Task details - Could the records be returned exactly, with the pictures left out?

Given data -
##############################

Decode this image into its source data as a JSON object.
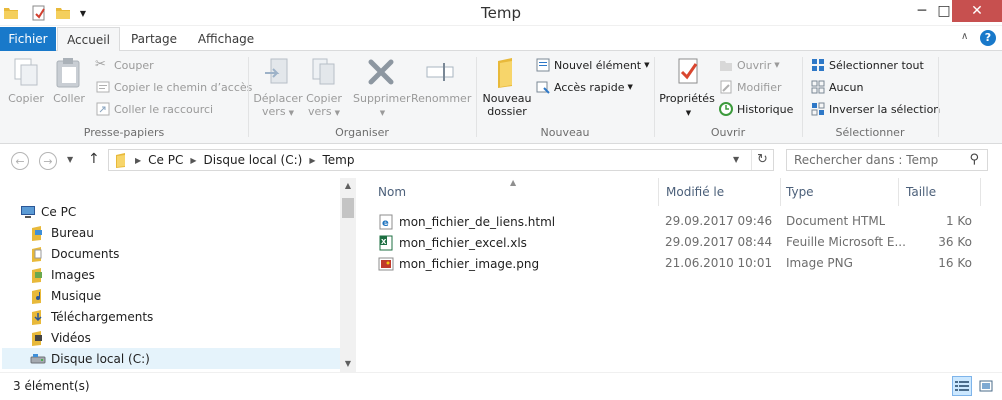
{
  "window": {
    "title": "Temp"
  },
  "ribbon_tabs": [
    {
      "label": "Fichier"
    },
    {
      "label": "Accueil"
    },
    {
      "label": "Partage"
    },
    {
      "label": "Affichage"
    }
  ],
  "ribbon": {
    "clipboard": {
      "label": "Presse-papiers",
      "copy": "Copier",
      "paste": "Coller",
      "cut": "Couper",
      "copy_path": "Copier le chemin d’accès",
      "paste_shortcut": "Coller le raccourci"
    },
    "organize": {
      "label": "Organiser",
      "move_to_1": "Déplacer",
      "move_to_2": "vers",
      "copy_to_1": "Copier",
      "copy_to_2": "vers",
      "delete": "Supprimer",
      "rename": "Renommer"
    },
    "new": {
      "label": "Nouveau",
      "new_folder_1": "Nouveau",
      "new_folder_2": "dossier",
      "new_item": "Nouvel élément",
      "easy_access": "Accès rapide"
    },
    "open": {
      "label": "Ouvrir",
      "properties": "Propriétés",
      "open": "Ouvrir",
      "edit": "Modifier",
      "history": "Historique"
    },
    "select": {
      "label": "Sélectionner",
      "select_all": "Sélectionner tout",
      "select_none": "Aucun",
      "invert": "Inverser la sélection"
    }
  },
  "address": {
    "crumbs": [
      "Ce PC",
      "Disque local (C:)",
      "Temp"
    ],
    "search_placeholder": "Rechercher dans : Temp"
  },
  "nav_tree": [
    {
      "label": "Ce PC"
    },
    {
      "label": "Bureau"
    },
    {
      "label": "Documents"
    },
    {
      "label": "Images"
    },
    {
      "label": "Musique"
    },
    {
      "label": "Téléchargements"
    },
    {
      "label": "Vidéos"
    },
    {
      "label": "Disque local (C:)"
    }
  ],
  "columns": {
    "name": "Nom",
    "modified": "Modifié le",
    "type": "Type",
    "size": "Taille"
  },
  "files": [
    {
      "name": "mon_fichier_de_liens.html",
      "modified": "29.09.2017 09:46",
      "type": "Document HTML",
      "size": "1 Ko"
    },
    {
      "name": "mon_fichier_excel.xls",
      "modified": "29.09.2017 08:44",
      "type": "Feuille Microsoft E...",
      "size": "36 Ko"
    },
    {
      "name": "mon_fichier_image.png",
      "modified": "21.06.2010 10:01",
      "type": "Image PNG",
      "size": "16 Ko"
    }
  ],
  "status": {
    "count": "3 élément(s)"
  },
  "colors": {
    "accent": "#1979ca",
    "close": "#c7504f",
    "selection": "#e5f3fb",
    "folder": "#e8b93a"
  }
}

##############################

Response -
Decode this image into its source data as a JSON object.
{
  "window": {
    "title": "Temp"
  },
  "ribbon_tabs": [
    {
      "label": "Fichier"
    },
    {
      "label": "Accueil"
    },
    {
      "label": "Partage"
    },
    {
      "label": "Affichage"
    }
  ],
  "ribbon": {
    "clipboard": {
      "label": "Presse-papiers",
      "copy": "Copier",
      "paste": "Coller",
      "cut": "Couper",
      "copy_path": "Copier le chemin d’accès",
      "paste_shortcut": "Coller le raccourci"
    },
    "organize": {
      "label": "Organiser",
      "move_to_1": "Déplacer",
      "move_to_2": "vers",
      "copy_to_1": "Copier",
      "copy_to_2": "vers",
      "delete": "Supprimer",
      "rename": "Renommer"
    },
    "new": {
      "label": "Nouveau",
      "new_folder_1": "Nouveau",
      "new_folder_2": "dossier",
      "new_item": "Nouvel élément",
      "easy_access": "Accès rapide"
    },
    "open": {
      "label": "Ouvrir",
      "properties": "Propriétés",
      "open": "Ouvrir",
      "edit": "Modifier",
      "history": "Historique"
    },
    "select": {
      "label": "Sélectionner",
      "select_all": "Sélectionner tout",
      "select_none": "Aucun",
      "invert": "Inverser la sélection"
    }
  },
  "address": {
    "crumbs": [
      "Ce PC",
      "Disque local (C:)",
      "Temp"
    ],
    "search_placeholder": "Rechercher dans : Temp"
  },
  "nav_tree": [
    {
      "label": "Ce PC"
    },
    {
      "label": "Bureau"
    },
    {
      "label": "Documents"
    },
    {
      "label": "Images"
    },
    {
      "label": "Musique"
    },
    {
      "label": "Téléchargements"
    },
    {
      "label": "Vidéos"
    },
    {
      "label": "Disque local (C:)"
    }
  ],
  "columns": {
    "name": "Nom",
    "modified": "Modifié le",
    "type": "Type",
    "size": "Taille"
  },
  "files": [
    {
      "name": "mon_fichier_de_liens.html",
      "modified": "29.09.2017 09:46",
      "type": "Document HTML",
      "size": "1 Ko"
    },
    {
      "name": "mon_fichier_excel.xls",
      "modified": "29.09.2017 08:44",
      "type": "Feuille Microsoft E...",
      "size": "36 Ko"
    },
    {
      "name": "mon_fichier_image.png",
      "modified": "21.06.2010 10:01",
      "type": "Image PNG",
      "size": "16 Ko"
    }
  ],
  "status": {
    "count": "3 élément(s)"
  },
  "colors": {
    "accent": "#1979ca",
    "close": "#c7504f",
    "selection": "#e5f3fb",
    "folder": "#e8b93a"
  }
}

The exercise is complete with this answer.